Endangered Species: The Gentle Giants of Our Oceans

Jordan Cox

What are they?

Whale sharks (Rhincodon typus) are the largest vertebrate fish in the world, with an average full size of between 18 and 32.8 feet long, some even reaching a length of up to 40 feet. Their average life span is around 70 years old, but they can live to be 100-150 years old. While they are similar to many whales due to their eating habits as filter feeders, whale sharks are in fact classified as sharks. To eat, whale sharks open their mouths around 1.2 meters wide while swimming, consuming plankton along with other small fish. Whale sharks will travel between 24 and 28 km per day to consume their necessary nutrition. These gentle giants like warmer waters, so they tend to stay in tropical oceans and migrate every spring to the western portions of Australia. 

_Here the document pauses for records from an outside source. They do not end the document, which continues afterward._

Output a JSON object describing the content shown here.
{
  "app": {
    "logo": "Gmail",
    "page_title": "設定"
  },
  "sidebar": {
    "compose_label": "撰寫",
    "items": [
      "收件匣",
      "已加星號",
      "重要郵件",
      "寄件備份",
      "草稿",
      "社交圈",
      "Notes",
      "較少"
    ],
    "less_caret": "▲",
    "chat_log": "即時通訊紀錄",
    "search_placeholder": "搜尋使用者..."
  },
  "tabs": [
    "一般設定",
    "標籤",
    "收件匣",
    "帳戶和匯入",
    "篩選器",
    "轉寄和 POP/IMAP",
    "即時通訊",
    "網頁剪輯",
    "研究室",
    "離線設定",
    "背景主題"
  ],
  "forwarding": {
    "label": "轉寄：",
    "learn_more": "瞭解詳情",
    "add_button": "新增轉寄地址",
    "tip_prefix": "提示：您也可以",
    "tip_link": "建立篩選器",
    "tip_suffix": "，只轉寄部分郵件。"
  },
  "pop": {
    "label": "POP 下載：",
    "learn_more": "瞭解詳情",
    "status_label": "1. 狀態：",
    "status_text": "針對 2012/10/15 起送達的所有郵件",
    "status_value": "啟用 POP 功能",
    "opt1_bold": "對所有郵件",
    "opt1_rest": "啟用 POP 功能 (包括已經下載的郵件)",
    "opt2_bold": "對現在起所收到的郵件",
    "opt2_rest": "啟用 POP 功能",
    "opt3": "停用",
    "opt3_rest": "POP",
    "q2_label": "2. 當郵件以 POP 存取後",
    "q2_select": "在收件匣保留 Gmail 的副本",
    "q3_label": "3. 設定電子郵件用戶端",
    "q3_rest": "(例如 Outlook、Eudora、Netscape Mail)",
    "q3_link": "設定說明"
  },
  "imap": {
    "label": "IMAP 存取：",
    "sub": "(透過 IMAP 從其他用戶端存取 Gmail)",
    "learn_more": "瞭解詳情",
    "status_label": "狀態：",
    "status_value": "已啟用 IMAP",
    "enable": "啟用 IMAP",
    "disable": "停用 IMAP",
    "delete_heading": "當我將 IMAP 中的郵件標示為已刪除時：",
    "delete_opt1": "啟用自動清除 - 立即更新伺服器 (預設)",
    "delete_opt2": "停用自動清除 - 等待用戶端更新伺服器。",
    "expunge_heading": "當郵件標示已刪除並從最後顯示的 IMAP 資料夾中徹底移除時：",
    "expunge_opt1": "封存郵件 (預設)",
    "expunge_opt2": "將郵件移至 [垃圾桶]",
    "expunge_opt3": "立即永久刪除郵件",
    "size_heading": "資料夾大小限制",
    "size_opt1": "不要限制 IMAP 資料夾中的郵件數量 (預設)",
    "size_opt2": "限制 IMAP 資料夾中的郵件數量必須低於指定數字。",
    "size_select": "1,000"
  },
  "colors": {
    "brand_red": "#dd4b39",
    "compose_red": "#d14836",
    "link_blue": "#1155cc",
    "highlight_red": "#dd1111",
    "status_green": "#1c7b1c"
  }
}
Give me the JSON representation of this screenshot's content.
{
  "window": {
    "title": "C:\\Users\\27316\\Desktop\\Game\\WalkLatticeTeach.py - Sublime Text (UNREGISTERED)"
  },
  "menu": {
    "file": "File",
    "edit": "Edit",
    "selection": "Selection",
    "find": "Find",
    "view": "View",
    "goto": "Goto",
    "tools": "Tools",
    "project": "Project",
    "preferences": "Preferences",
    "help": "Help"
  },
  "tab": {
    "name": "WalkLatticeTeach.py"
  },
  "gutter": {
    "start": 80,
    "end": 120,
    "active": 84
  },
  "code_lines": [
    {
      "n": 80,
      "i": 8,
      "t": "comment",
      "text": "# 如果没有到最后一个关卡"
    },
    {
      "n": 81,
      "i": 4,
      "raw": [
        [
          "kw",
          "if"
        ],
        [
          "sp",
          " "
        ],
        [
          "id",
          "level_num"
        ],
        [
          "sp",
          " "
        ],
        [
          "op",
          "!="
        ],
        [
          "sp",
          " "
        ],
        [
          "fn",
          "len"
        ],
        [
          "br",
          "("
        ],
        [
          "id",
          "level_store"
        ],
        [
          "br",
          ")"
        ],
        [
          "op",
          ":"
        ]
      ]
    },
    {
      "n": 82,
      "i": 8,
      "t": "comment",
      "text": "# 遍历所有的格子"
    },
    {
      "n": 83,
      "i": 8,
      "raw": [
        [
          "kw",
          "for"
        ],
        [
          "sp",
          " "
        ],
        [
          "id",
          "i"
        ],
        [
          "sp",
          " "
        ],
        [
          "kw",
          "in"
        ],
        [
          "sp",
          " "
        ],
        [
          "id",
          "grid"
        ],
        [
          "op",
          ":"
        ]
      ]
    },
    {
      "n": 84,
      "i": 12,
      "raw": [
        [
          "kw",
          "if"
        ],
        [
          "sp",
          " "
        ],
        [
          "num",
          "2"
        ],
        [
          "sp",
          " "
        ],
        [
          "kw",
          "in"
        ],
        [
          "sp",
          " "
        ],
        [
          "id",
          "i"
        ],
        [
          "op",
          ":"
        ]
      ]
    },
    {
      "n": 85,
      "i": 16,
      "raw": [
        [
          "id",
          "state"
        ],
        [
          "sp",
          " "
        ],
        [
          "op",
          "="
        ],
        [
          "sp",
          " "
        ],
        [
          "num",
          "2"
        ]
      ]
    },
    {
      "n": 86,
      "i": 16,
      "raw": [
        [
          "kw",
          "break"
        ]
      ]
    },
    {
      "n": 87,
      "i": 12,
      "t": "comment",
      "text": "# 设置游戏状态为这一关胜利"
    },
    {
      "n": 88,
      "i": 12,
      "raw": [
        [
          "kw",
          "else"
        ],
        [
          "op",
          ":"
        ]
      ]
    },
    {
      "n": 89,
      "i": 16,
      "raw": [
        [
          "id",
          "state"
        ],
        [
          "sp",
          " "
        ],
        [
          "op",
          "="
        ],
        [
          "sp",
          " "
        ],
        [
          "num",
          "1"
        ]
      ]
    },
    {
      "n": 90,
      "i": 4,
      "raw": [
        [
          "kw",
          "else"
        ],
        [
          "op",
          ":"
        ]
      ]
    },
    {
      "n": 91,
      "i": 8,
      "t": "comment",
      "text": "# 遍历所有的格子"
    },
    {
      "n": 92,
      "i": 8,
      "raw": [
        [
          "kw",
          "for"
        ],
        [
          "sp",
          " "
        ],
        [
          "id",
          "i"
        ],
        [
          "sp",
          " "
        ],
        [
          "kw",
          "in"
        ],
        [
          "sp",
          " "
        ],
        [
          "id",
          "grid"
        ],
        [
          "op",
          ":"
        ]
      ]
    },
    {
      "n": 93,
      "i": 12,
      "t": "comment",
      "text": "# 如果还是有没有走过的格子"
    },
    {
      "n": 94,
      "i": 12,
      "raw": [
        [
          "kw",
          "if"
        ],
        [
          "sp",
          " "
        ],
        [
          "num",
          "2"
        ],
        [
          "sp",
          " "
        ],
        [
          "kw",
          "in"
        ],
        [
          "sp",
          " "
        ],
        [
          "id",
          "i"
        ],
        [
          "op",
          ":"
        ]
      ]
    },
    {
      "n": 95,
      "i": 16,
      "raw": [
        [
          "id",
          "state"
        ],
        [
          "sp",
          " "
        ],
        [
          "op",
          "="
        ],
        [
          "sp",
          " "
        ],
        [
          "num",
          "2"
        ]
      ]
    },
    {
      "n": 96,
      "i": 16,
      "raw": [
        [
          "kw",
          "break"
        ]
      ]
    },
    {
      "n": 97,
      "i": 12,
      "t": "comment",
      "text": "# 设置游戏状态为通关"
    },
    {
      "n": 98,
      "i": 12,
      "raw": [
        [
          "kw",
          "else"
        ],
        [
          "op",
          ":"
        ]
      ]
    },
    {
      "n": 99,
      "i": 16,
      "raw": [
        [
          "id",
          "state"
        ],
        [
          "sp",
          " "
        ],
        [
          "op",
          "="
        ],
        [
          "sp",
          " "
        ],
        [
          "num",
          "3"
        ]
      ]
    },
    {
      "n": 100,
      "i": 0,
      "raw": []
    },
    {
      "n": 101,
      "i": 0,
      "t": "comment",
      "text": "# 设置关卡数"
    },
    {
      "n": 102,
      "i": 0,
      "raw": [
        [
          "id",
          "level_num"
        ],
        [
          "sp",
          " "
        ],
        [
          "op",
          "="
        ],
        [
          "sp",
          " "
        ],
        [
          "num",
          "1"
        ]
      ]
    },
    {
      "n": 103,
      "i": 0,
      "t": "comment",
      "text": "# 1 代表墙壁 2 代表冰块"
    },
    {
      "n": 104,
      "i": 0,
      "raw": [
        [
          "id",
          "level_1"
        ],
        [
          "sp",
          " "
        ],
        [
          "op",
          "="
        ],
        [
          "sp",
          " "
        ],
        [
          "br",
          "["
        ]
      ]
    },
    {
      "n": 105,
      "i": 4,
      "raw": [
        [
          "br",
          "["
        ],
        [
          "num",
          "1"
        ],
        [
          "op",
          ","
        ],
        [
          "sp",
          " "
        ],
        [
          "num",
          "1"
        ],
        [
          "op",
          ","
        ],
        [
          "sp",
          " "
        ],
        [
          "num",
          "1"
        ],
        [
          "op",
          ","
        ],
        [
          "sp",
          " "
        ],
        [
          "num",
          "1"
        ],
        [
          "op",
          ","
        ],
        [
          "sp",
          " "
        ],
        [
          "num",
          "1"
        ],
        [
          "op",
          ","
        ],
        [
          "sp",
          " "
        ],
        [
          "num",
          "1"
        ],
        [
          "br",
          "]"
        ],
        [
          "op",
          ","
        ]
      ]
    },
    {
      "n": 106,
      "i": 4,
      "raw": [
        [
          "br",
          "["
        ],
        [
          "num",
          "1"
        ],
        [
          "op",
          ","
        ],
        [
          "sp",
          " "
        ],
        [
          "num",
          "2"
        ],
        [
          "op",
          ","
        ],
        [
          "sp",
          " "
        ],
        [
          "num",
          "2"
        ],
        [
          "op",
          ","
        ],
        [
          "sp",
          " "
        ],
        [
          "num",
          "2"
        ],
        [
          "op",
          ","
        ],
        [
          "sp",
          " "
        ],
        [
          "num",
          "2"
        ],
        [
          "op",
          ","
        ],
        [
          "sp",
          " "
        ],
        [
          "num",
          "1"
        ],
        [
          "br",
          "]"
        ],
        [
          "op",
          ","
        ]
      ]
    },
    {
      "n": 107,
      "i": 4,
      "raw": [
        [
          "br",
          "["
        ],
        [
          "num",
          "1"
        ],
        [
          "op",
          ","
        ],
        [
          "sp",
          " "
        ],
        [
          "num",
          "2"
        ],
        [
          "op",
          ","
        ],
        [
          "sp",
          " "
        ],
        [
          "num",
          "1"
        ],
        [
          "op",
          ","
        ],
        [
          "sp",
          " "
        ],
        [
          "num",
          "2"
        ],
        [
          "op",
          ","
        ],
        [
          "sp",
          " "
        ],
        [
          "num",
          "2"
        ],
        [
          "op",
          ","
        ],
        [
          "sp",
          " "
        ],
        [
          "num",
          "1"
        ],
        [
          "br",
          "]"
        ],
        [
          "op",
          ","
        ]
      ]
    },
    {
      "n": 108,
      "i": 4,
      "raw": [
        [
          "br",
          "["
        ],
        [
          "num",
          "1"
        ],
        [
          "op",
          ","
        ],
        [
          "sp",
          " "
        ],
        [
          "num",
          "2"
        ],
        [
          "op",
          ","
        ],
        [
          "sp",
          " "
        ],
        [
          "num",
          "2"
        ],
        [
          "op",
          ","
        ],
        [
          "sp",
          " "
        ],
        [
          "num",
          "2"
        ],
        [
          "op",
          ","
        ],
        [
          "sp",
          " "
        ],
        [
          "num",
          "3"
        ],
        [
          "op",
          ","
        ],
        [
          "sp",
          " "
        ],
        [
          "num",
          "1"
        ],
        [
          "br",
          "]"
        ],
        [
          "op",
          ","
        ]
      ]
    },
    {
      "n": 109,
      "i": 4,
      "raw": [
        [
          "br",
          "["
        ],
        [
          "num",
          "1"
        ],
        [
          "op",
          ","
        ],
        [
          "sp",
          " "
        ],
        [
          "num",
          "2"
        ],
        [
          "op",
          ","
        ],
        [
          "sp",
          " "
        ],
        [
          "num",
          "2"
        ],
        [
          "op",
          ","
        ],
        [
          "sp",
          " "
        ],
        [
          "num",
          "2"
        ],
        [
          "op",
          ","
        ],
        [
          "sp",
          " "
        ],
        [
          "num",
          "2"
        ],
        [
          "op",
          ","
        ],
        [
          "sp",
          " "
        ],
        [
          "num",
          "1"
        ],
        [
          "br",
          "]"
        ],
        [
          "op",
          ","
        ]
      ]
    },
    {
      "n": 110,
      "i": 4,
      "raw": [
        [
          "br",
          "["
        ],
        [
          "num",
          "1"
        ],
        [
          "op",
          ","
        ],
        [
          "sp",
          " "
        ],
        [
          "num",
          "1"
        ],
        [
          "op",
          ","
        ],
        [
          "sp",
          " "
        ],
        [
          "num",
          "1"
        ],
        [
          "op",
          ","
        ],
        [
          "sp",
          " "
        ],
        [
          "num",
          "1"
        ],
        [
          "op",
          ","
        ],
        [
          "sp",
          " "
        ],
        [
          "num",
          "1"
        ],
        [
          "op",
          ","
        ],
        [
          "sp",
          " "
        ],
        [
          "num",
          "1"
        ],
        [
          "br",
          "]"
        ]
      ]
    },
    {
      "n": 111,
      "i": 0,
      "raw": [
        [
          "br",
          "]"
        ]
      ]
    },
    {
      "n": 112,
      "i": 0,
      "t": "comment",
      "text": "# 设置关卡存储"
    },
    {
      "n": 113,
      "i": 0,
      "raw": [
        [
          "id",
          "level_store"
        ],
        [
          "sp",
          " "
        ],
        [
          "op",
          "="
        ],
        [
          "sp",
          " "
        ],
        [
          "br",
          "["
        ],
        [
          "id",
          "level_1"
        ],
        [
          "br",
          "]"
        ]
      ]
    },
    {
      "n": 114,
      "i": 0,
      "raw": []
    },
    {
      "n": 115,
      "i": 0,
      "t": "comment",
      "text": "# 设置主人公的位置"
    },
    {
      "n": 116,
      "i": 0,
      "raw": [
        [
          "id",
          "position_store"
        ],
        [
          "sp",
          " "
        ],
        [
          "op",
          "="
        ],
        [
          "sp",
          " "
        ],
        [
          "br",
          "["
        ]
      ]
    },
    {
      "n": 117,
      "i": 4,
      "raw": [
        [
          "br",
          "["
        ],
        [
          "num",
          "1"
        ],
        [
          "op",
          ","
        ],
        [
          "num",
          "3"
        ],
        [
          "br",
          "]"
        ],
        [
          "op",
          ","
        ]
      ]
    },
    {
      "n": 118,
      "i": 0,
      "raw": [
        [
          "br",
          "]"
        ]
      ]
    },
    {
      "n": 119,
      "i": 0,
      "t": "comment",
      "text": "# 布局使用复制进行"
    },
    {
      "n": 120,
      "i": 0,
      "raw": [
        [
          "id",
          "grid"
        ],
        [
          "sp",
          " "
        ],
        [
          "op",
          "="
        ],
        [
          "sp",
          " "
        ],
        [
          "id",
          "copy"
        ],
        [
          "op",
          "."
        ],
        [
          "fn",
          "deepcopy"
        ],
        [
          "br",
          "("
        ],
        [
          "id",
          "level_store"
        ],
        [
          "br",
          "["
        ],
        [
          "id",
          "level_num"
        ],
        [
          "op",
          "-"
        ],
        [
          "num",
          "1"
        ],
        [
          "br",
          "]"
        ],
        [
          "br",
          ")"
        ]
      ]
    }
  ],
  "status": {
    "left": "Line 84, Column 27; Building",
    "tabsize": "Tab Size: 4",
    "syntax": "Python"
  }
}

Whale sharks provide many different services to marine ecosystems. They help keep our oceans healthy by serving as vectors for nutrients to be transported from high-nutrient areas to those that lack proper nutrients. In addition to providing habitats for small marine organisms, whale sharks’ carcasses are also utilized to provide shelter and nutrients for a variety of benthic organisms, those of which are found on the bottom of the sea floor.

Why are they endangered?

Unfortunately, in the last 75 years, global whale shark populations have decreased by over 50 percent. There are many different reasons as to why these populations have declined dramatically in the last century. Like many other marine organisms, whale sharks have been captured through bycatch (accidental catch of species in fishing gear) because of unsafe fishing practices. Whale sharks have also been caught purposefully for their fins, meat, and oil in various international markets, especially in Asia. China and India continue to capture whale sharks for human uses even though they are both signatories of the Convention on International Trade in Endangered Species of Wild Fauna and Flora (CITES). Tourism can impact whale shark feeding patterns and boat traffic has led to more boat strikes as well. Other major threats to the global whale shark population include plastic and noise pollution, ocean warming, overfishing, and coastal development.

How are they being protected?

Consequently, whale sharks have become classified as endangered globally by the IUCN (International Union for Conservation of Nature) in 2016. Whale sharks have protection under other treaties as well, including Appendix I of the United Nations Convention on the Law of the Sea (UNCLOS), Appendix II of the Convention on International Trade in Endangered Species of Wild Flora and Fauna (CITES), and the Convention of Migratory Species (CMS). 

UNCLOS sets ocean jurisdictional boundaries, and for whale sharks specifically, it classifies them as a highly migratory species, which then requires specific assessment and management. The CITES treaty aims to regulate international trade of endangered species and prevent illegal wildlife trafficking through an import/export permitting system. Appendix II in particular, which the whale shark is classified, is for species that are not currently threatened with extinction, but trade needs to be controlled to avoid overutilization. CMS, a conservation and protection treaty for migratory wildlife species, classifies whale sharks in Appendix II which applies for species that require further international conservation efforts. However, there have been multiple proposals to move whale sharks into Appendix I since it is for endangered migratory species.  

Furthermore, over 45 countries now have bans on shark fishing, and there are specific national regulations for whale shark fishing, including in the United States. Nevertheless, it is imperative to protect and improve the populations of these magnificent creatures in order to prevent them from becoming extinct.

Sources: American Oceans, Defenders of Wildlife, Earth.Org, Greenpeace, Humane Society International Live Science,  National Geographic, World Wildlife Fund